[SUPPLIED ENTRIES]
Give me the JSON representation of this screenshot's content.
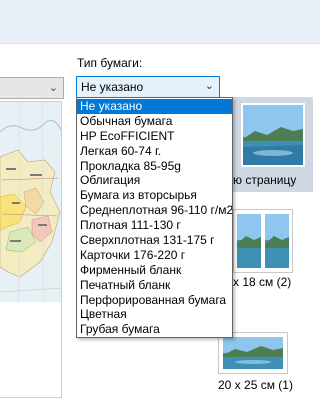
{
  "paper_type": {
    "label": "Тип бумаги:",
    "selected": "Не указано",
    "options": [
      "Не указано",
      "Обычная бумага",
      "HP EcoFFICIENT",
      "Легкая 60-74 г.",
      "Прокладка 85-95g",
      "Облигация",
      "Бумага из вторсырья",
      "Среднеплотная 96-110 г/м2",
      "Плотная 111-130 г",
      "Сверхплотная 131-175 г",
      "Карточки 176-220 г",
      "Фирменный бланк",
      "Печатный бланк",
      "Перфорированная бумага",
      "Цветная",
      "Грубая бумага"
    ]
  },
  "layouts": {
    "full_page_caption": "ю страницу",
    "size_13x18_caption": "x 18 см (2)",
    "size_20x25_caption": "20 x 25 см (1)"
  },
  "colors": {
    "accent": "#0078d7",
    "topbar": "#e9f0f8"
  }
}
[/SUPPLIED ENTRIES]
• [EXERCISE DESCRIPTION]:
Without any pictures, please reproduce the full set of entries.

• [WRITTEN ANSWER]:
Give me the JSON representation of this screenshot's content.
{
  "paper_type": {
    "label": "Тип бумаги:",
    "selected": "Не указано",
    "options": [
      "Не указано",
      "Обычная бумага",
      "HP EcoFFICIENT",
      "Легкая 60-74 г.",
      "Прокладка 85-95g",
      "Облигация",
      "Бумага из вторсырья",
      "Среднеплотная 96-110 г/м2",
      "Плотная 111-130 г",
      "Сверхплотная 131-175 г",
      "Карточки 176-220 г",
      "Фирменный бланк",
      "Печатный бланк",
      "Перфорированная бумага",
      "Цветная",
      "Грубая бумага"
    ]
  },
  "layouts": {
    "full_page_caption": "ю страницу",
    "size_13x18_caption": "x 18 см (2)",
    "size_20x25_caption": "20 x 25 см (1)"
  },
  "colors": {
    "accent": "#0078d7",
    "topbar": "#e9f0f8"
  }
}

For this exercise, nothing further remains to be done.